"It's kinda nice to think about who we glorify and what we glorify," said a resident of the nearby area, Lauren Tyndall. " I feel like he's the one that kinda sparked everything that is America now," a US news website reported him saying.
Statues of many Confederate leaders demolished too
This was of many more statues of Confederate leaders that were vandalized across the US amid widespread protest against racial injustice and police brutality against African American.
Earlier a statue of Christopher Columbus was torn down, set on fire and was then thrown in the lake in Richmond, Virginia on Tuesday.
The spree has so far seen statues of Jefferson Davis, the president of the Confederacy, sailor Charles Linn, besides of Christopher Columbus been toppled by demonstrators across the US.
For two weeks now, people across the 50 states are protesting after an African American George Floyd died under police custody when a Minneapolis police officer kneeled on his neck for over 9 minutes leading to his death.
The ongoing protests in the US have intensified the demands to remove statues of Confederate leaders who supported slavery and racism.
Native Americans say Columbus spurred genocide
Though many people rever and celebrate Christopher Columbus in the US, and school textbooks credit him with discovering the "New World", the US, in 15th Century, Native Americas have long objected to honouring him.

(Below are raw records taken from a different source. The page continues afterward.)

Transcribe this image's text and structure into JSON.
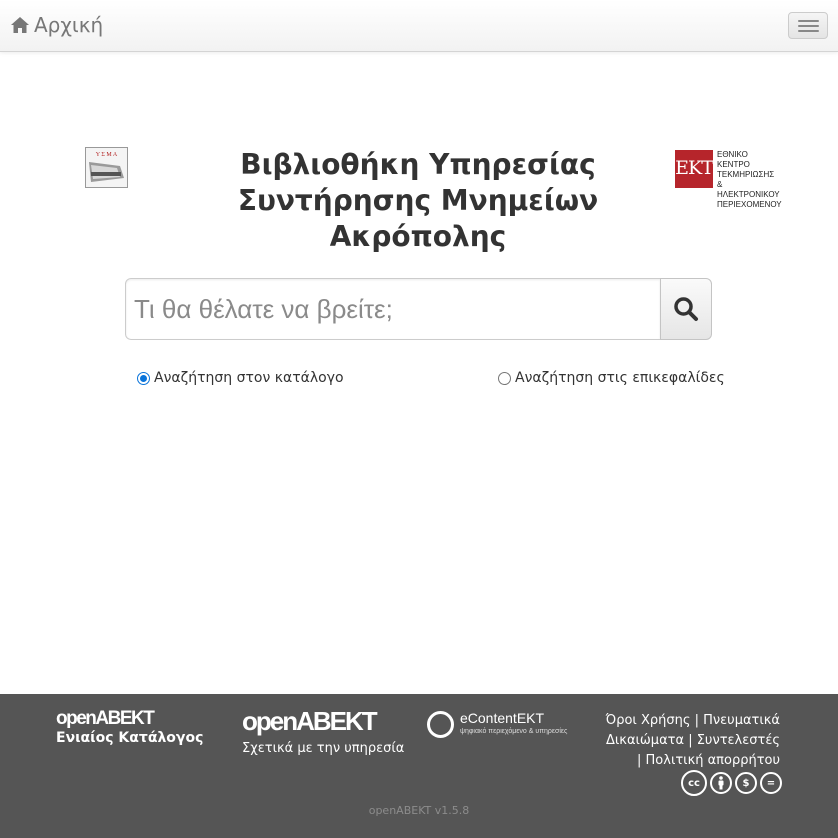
{
  "navbar": {
    "brand_label": "Αρχική",
    "home_icon": "home-icon",
    "menu_icon": "hamburger-menu-icon"
  },
  "main": {
    "title_lines": [
      "Βιβλιοθήκη Υπηρεσίας",
      "Συντήρησης Μνημείων",
      "Ακρόπολης"
    ],
    "logo_left_text": "Υ Σ Μ Α",
    "logo_right": {
      "mark": "ΕΚΤ",
      "lines": [
        "ΕΘΝΙΚΟ ΚΕΝΤΡΟ",
        "ΤΕΚΜΗΡΙΩΣΗΣ &",
        "ΗΛΕΚΤΡΟΝΙΚΟΥ",
        "ΠΕΡΙΕΧΟΜΕΝΟΥ"
      ]
    },
    "search": {
      "placeholder": "Τι θα θέλατε να βρείτε;",
      "value": "",
      "button_icon": "search-icon"
    },
    "radios": [
      {
        "label": "Αναζήτηση στον κατάλογο",
        "checked": true
      },
      {
        "label": "Αναζήτηση στις επικεφαλίδες",
        "checked": false
      }
    ],
    "accent_color": "#0a74da"
  },
  "footer": {
    "brand1": "openABEKT",
    "brand1_sub": "Ενιαίος Κατάλογος",
    "brand2": "openABEKT",
    "brand2_sub": "Σχετικά με την υπηρεσία",
    "econtent_name": "eContentEKT",
    "econtent_tag": "ψηφιακό περιεχόμενο & υπηρεσίες",
    "links": [
      "Όροι Χρήσης",
      "Πνευματικά Δικαιώματα",
      "Συντελεστές",
      "Πολιτική απορρήτου"
    ],
    "license_icons": [
      "cc-icon",
      "by-icon",
      "nc-icon",
      "nd-icon"
    ],
    "version": "openABEKT v1.5.8",
    "background_color": "#555555"
  }
}
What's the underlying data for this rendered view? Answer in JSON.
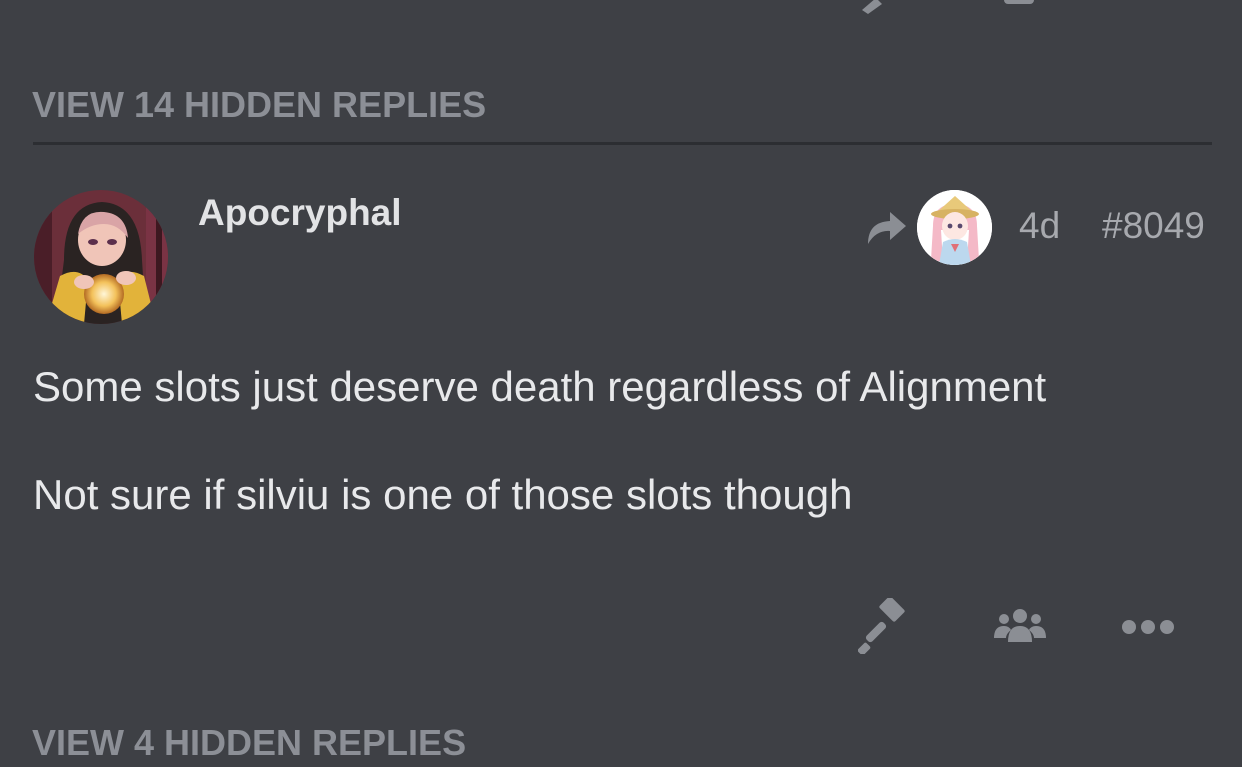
{
  "thread": {
    "hidden_replies_top": "VIEW 14 HIDDEN REPLIES",
    "hidden_replies_bottom": "VIEW 4 HIDDEN REPLIES"
  },
  "post": {
    "author": "Apocryphal",
    "time": "4d",
    "number": "#8049",
    "body": [
      "Some slots just deserve death regardless of Alignment",
      "Not sure if silviu is one of those slots though"
    ],
    "reply_to_icon": "reply-arrow-icon",
    "actions": [
      "gavel-icon",
      "group-icon",
      "more-options-icon"
    ]
  },
  "colors": {
    "background": "#3e4045",
    "muted_text": "#8c8f96",
    "body_text": "#e8e9eb",
    "meta_text": "#a7a9ae",
    "icon": "#8b8e94"
  }
}
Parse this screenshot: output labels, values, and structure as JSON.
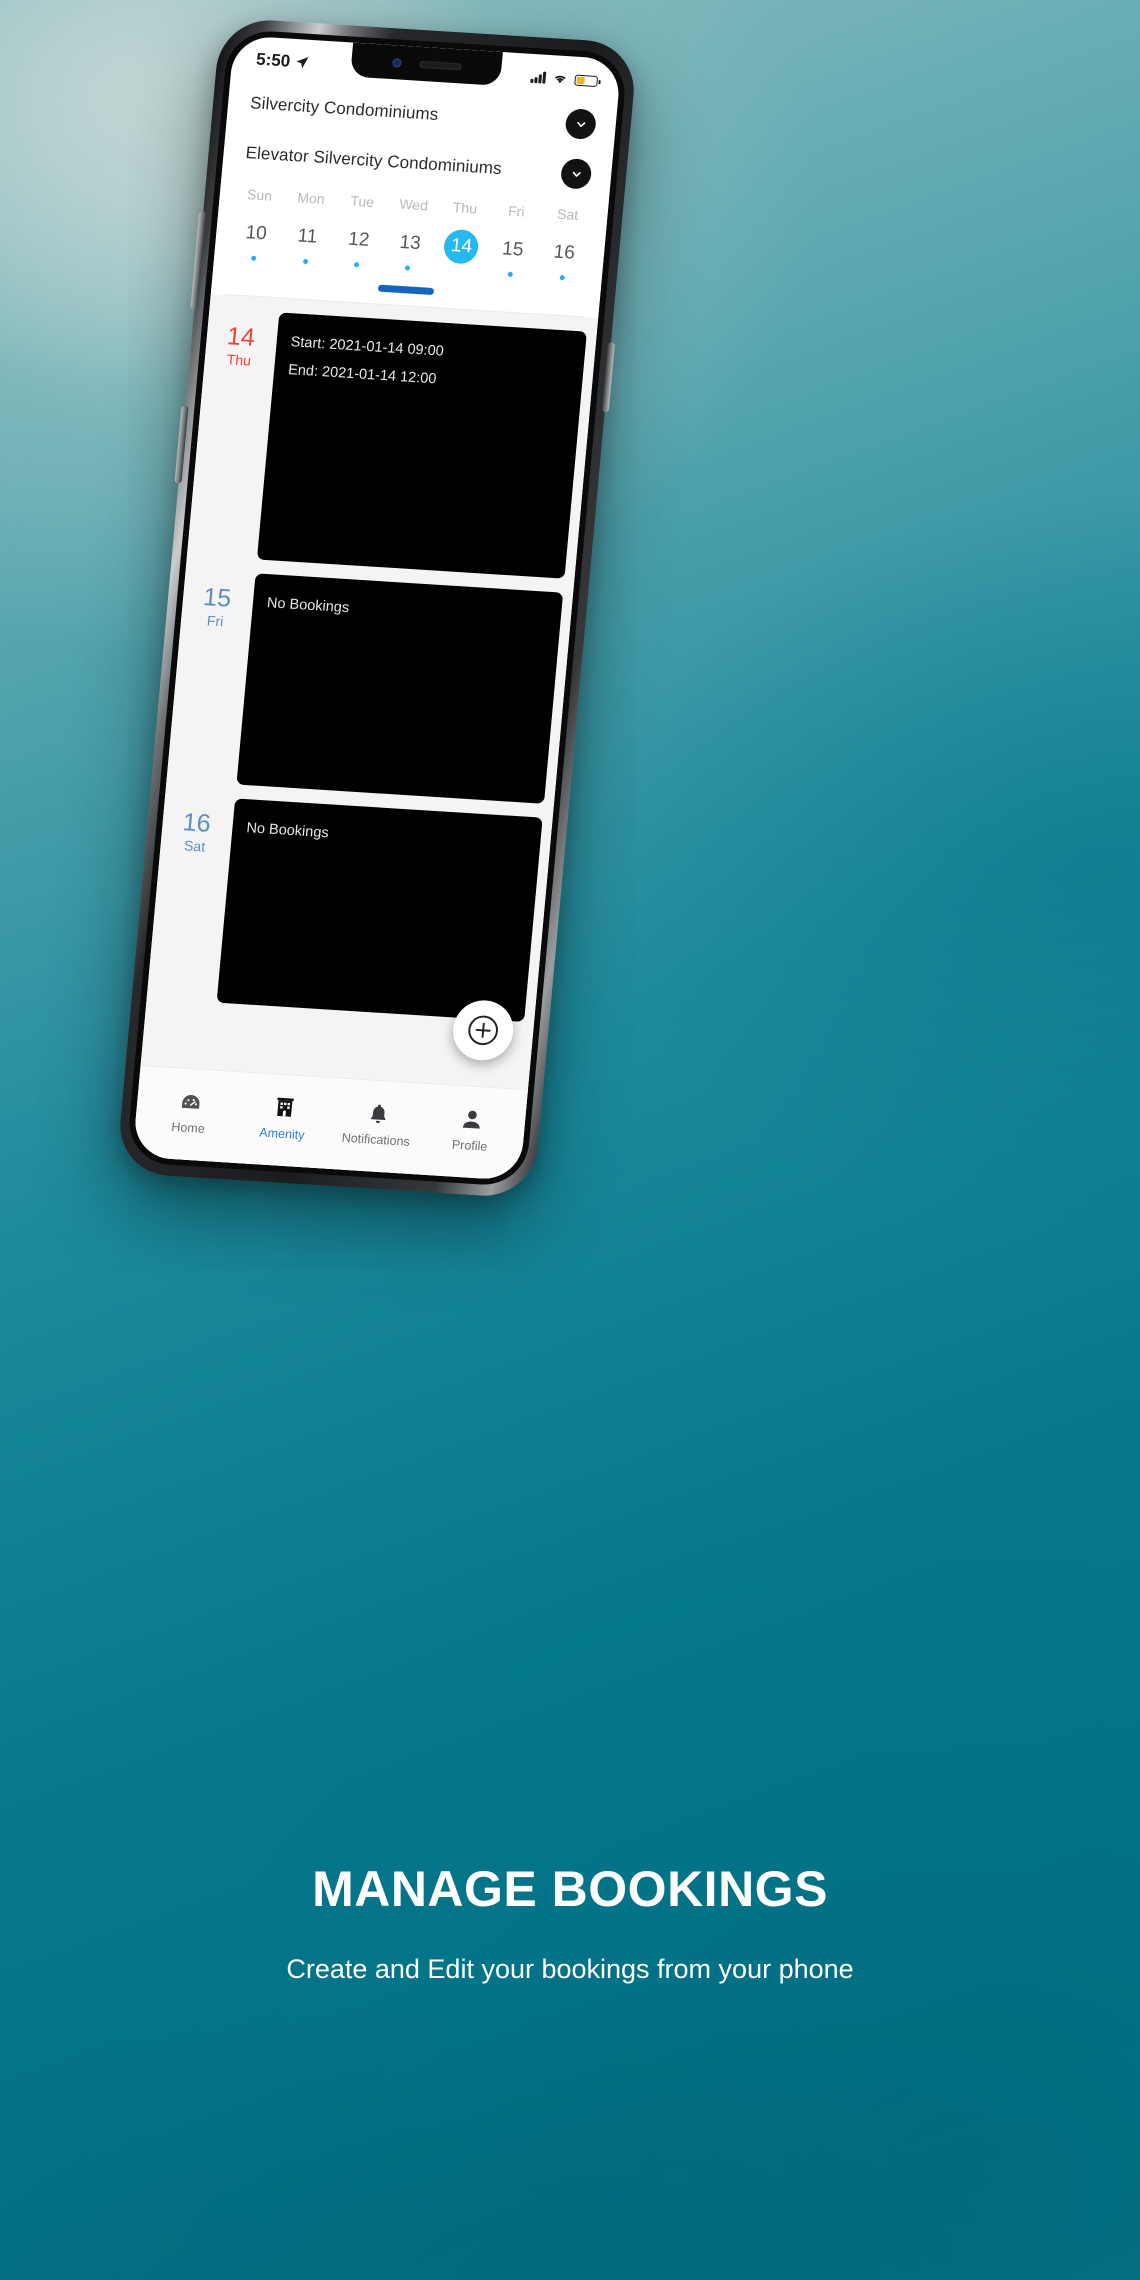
{
  "background": {
    "accent": "#06788e",
    "panel_black": "#000000",
    "selected_blue": "#26b9f0"
  },
  "phone": {
    "statusbar": {
      "time": "5:50",
      "location_icon": "location-arrow-icon",
      "signal_icon": "cellular-signal-icon",
      "wifi_icon": "wifi-icon",
      "battery_icon": "battery-icon"
    },
    "header": {
      "property_title": "Silvercity Condominiums",
      "amenity_title": "Elevator Silvercity Condominiums",
      "property_chevron": "chevron-down-icon",
      "amenity_chevron": "chevron-down-icon"
    },
    "week": {
      "days": [
        {
          "dow": "Sun",
          "date": "10",
          "selected": false,
          "has_dot": true
        },
        {
          "dow": "Mon",
          "date": "11",
          "selected": false,
          "has_dot": true
        },
        {
          "dow": "Tue",
          "date": "12",
          "selected": false,
          "has_dot": true
        },
        {
          "dow": "Wed",
          "date": "13",
          "selected": false,
          "has_dot": true
        },
        {
          "dow": "Thu",
          "date": "14",
          "selected": true,
          "has_dot": false
        },
        {
          "dow": "Fri",
          "date": "15",
          "selected": false,
          "has_dot": true
        },
        {
          "dow": "Sat",
          "date": "16",
          "selected": false,
          "has_dot": true
        }
      ]
    },
    "bookings": [
      {
        "date_num": "14",
        "date_dow": "Thu",
        "is_today": true,
        "line1": "Start: 2021-01-14 09:00",
        "line2": "End: 2021-01-14 12:00"
      },
      {
        "date_num": "15",
        "date_dow": "Fri",
        "is_today": false,
        "line1": "No Bookings",
        "line2": ""
      },
      {
        "date_num": "16",
        "date_dow": "Sat",
        "is_today": false,
        "line1": "No Bookings",
        "line2": ""
      }
    ],
    "fab": {
      "icon": "plus-circle-icon",
      "label": "Add booking"
    },
    "bottomnav": [
      {
        "label": "Home",
        "icon": "dashboard-gauge-icon",
        "active": false
      },
      {
        "label": "Amenity",
        "icon": "building-icon",
        "active": true
      },
      {
        "label": "Notifications",
        "icon": "bell-icon",
        "active": false
      },
      {
        "label": "Profile",
        "icon": "person-icon",
        "active": false
      }
    ]
  },
  "caption": {
    "headline": "MANAGE BOOKINGS",
    "subhead": "Create and Edit your bookings from your phone"
  }
}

They say that his expedition spurred centuries of institutional genocide against indigenous people.
Many cities councils and organisations have also taken steps to remove Confederate symbols. For example, Virginia's Governor Ralph Northam announced that the statue of Confederate general Robert E Lee would be removed from Richmond.
However, it couldn't be carried on after a judge temporary stalled its removal.
NASCAR announces banning Confederate flags
Auto racing car organisers NASCAR has also announced of banning the use of Confederate flags from its races and properties, a thing which has been a familiar sight at its races over its 72-year history.
Donald Trumps rejects calls for renaming military bases
There has also been a demand to rename the military bases named after Confederate leaders who supported racism. However, President Donald Trump has rejected any call to rename or temper any military installations.
He tweeted: "The United States of America trained and deployed our HEROES on these Hallowed Grounds, and won two World Wars. Therefore, my Administration will not even consider the renaming of these Magnificent and Fabled Military Installations..."
Rather, escalating pressure on Mayor of Seattle to take control of the situation in the city where protestors, whom he called anarchist and domestic terrorist, are occupying public spaces, he threatened to intervene if the Mayor failed to do so.
Mayor Jenny Durkan responded to Mr Trump with her own tweet, in which she said, "Make us all safe. Go back to your bunker."
Reports of similar protests happening around the world demanding the removal of leaders who supported racism have been recorded. Recently, a statue of Robert Milligan, an 18th-century slave trader, was removed from outside a London Museum after an anti-racism protest in the capital city.
Britain had been an imperial state with both the US and India, amongst others, being its colonies for long.